“Dance Energies” showcases differences in concert piece

Alyssa Sparacino

Dancers will showcase various types of human energies in “Dance Energies,” a piece within the “Dance 007: To Live and Let Dance” concert.

The concert opens tonight in E. Turner Stump Theatre in the Music and Speech Center.

The piece was originally choreographed by professional American dancer May O’Donnell in 1959.

Barbara Verlezza, assistant professor and the piece’s director, brings first-hand experience to the piece. She and her husband, Sabatino Verlezza, have performed “Dance Energies” while working with the May O’Donnell Dance Company.

Sabatino, a part-time faculty member in the dance program at Kent State, said O’Donnell created many original roles while involved in the first dance company of Martha Graham.

“A choreographer can suggest movement, but to actually create the role is an invention that requires artistry,” he said of the late O’Donnell.

He said that there are different kinds of energies in dance, which is what the piece is all about.

Highlighting the differences between male and female, the opening section of the piece has the men and women dancers separated, “almost like two amoebas on the floor,” Sabatino said.

Then, he said, there is an evolution where one cell from each gender come and dance together on an elevated set.

“It states what it means to move as a man and how to move as a woman,” he said. “In western civilization, anyone can look at this and say ‘that’s feminine, that’s masculine.'”

Next is a section called a “men’s rhythmic,” when the male dancers dance alone. He said that generally a section with only the female dancers follows, but was left out for this performance.

Brandon Hall, a sophomore dance education major, will perform in this piece, which he describes as “creation — kind of like Adam and Eve.”

The couple incorporates the May O’Donnell dancing technique into their classes.

“Experientially and educationally, Barbara chose this piece because it gives an experience to the students and makes the connection with teaching and performing,” said Sabatino about why his wife chose “Dance Energies.”

He said audience members who come to the concert will bring their own experiences of what they believe is feminine and masculine.

He said those experiences, meshed with a “statement about humanity,” as he called the piece, will let the audience make their own interpretations.

“It’s the human condition suggested,” he said. “Rather than saying, ‘this is what it is,’ it spurs the imagination.”

Contact performing arts reporter Alyssa Sparacino at [email protected].

Famous Male Dance Pioneers

Ted Shawn — As one of the great pioneers of modern dance, Shawn and his all-male group of dancers revolutionized people’s view of male dancers as they performed across the United States during the 1930s.

George Balanchine — The legendary choreographer co-founded The School of American Ballet in 1934, which is the official training academy for the New York City Ballet.

Louis XIV — France’s Louis XIV is one of the most distinguished male dancers in history and became known as the Sun King after an appearance in a ballet in 1653 as the Sun King, Apollo.
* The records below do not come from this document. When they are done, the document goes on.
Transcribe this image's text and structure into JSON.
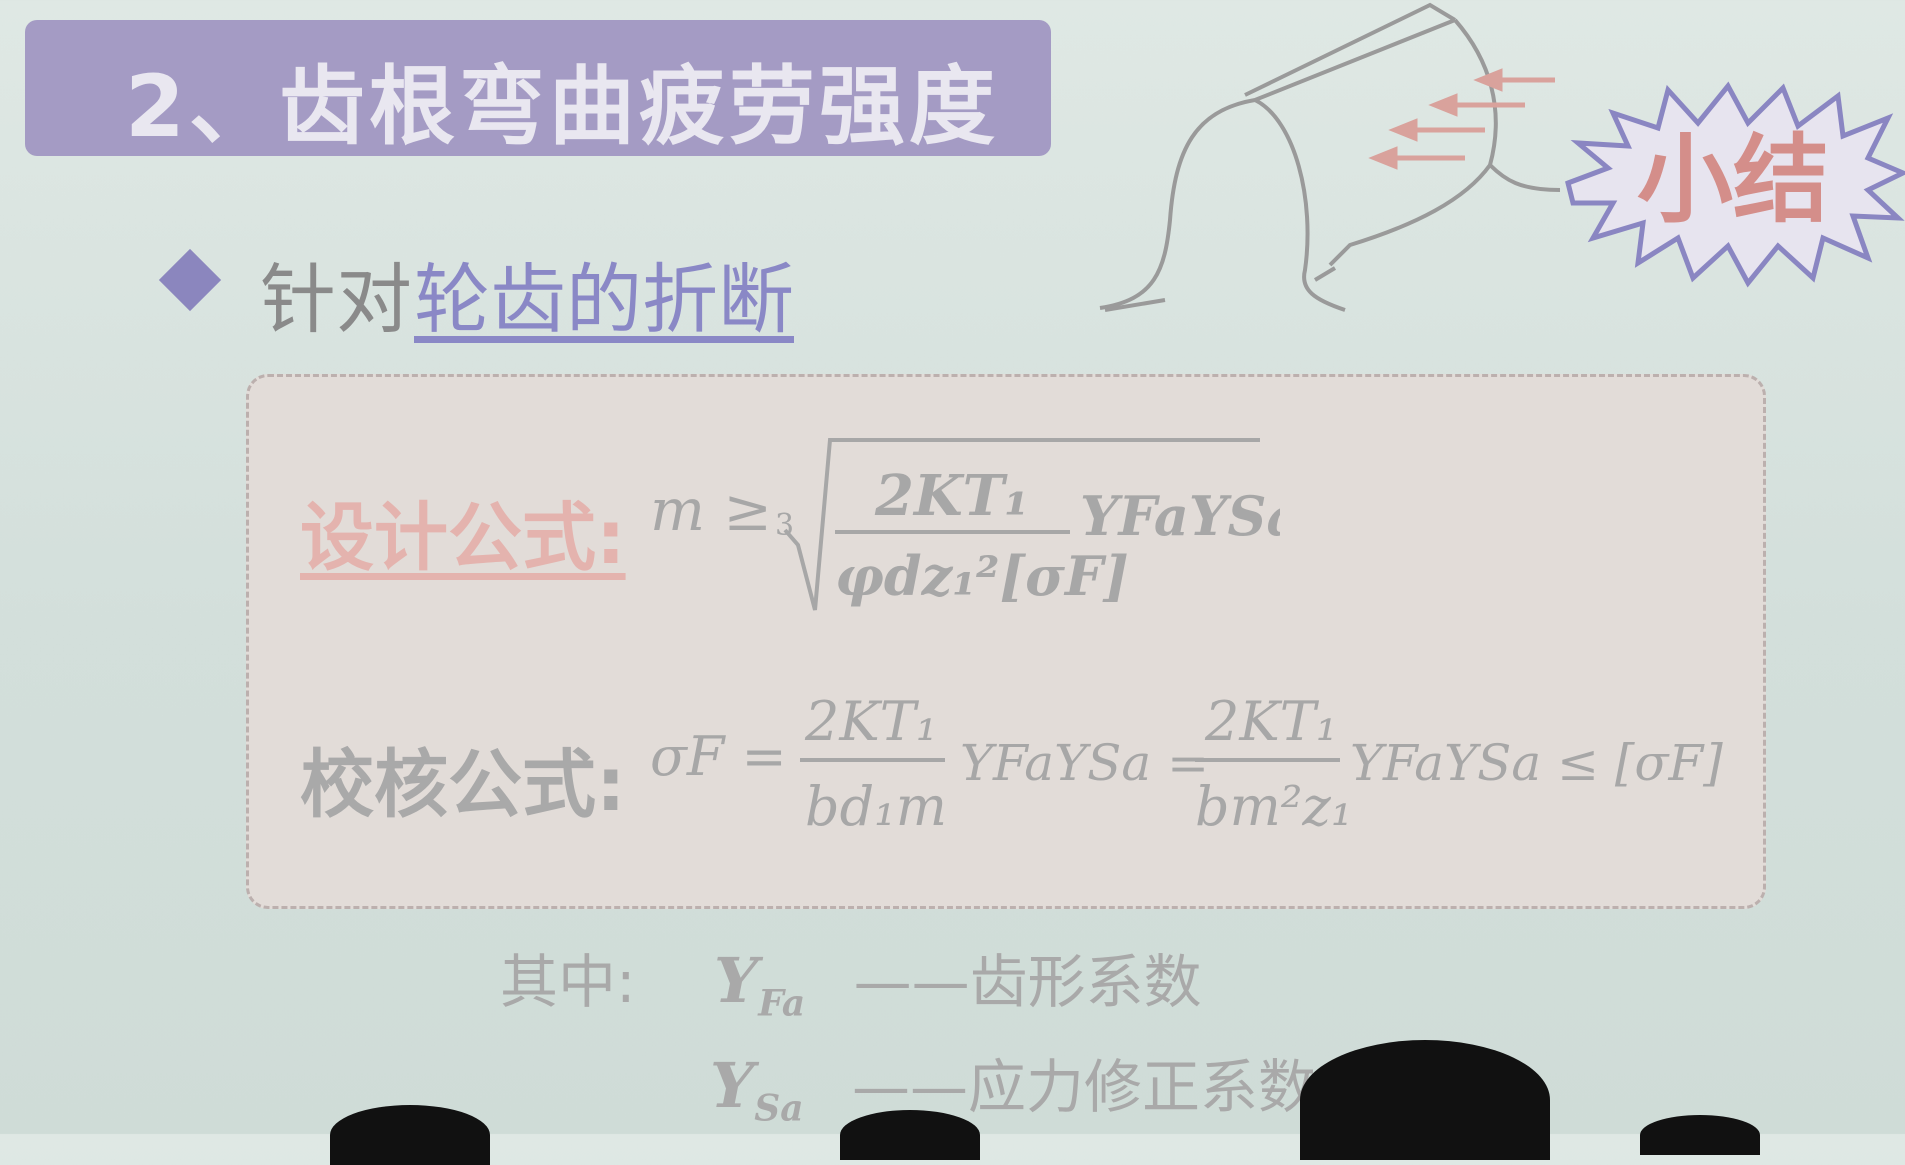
{
  "title": "2、齿根弯曲疲劳强度",
  "bullet": {
    "prefix": "针对",
    "link": "轮齿的折断"
  },
  "badge": "小结",
  "design_formula": {
    "label": "设计公式:",
    "lhs": "m ≥",
    "root_index": "3",
    "numerator": "2KT₁",
    "denominator": "φdz₁²[σF]",
    "factors": "YFaYSa"
  },
  "check_formula": {
    "label": "校核公式:",
    "lhs": "σF =",
    "frac1_num": "2KT₁",
    "frac1_den": "bd₁m",
    "mid": "YFaYSa =",
    "frac2_num": "2KT₁",
    "frac2_den": "bm²z₁",
    "tail": "YFaYSa ≤ [σF]"
  },
  "notes": {
    "prefix": "其中:",
    "items": [
      {
        "symbol": "Y",
        "sub": "Fa",
        "desc": "——齿形系数"
      },
      {
        "symbol": "Y",
        "sub": "Sa",
        "desc": "——应力修正系数"
      }
    ]
  },
  "colors": {
    "title_bar": "#a49bc4",
    "bullet_link": "#8a88c6",
    "design_label": "#e4b3ae",
    "badge_text": "#d48e8a"
  }
}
Gaétan and Auguste Vestris — When this father and son pair performed in London in 1781, a session of Parliament was suspended to allow members to attend the performance.

Jean Balon — The term ballon, meaning elasticity of the feet, was derived from his name because he jumped and moved with such extraordinary lightness.

August Bournonville — A dancer, choreographer and teacher from Denmark whose “Bournonville style” of dancing produced some of the world’s greatest male dancers.

Vaslav Nijinsky — Known as the first great male dancer of the 20th century, he was the first man to dance the role as the poet in the one-act ballet, “Les Sylphides,” during which a lone man dances surrounded by a corps of women.

Sources: The Advocate, June 25, 2002 by Joseph Carman, The School of American Ballet Dancewear — The Male Dancer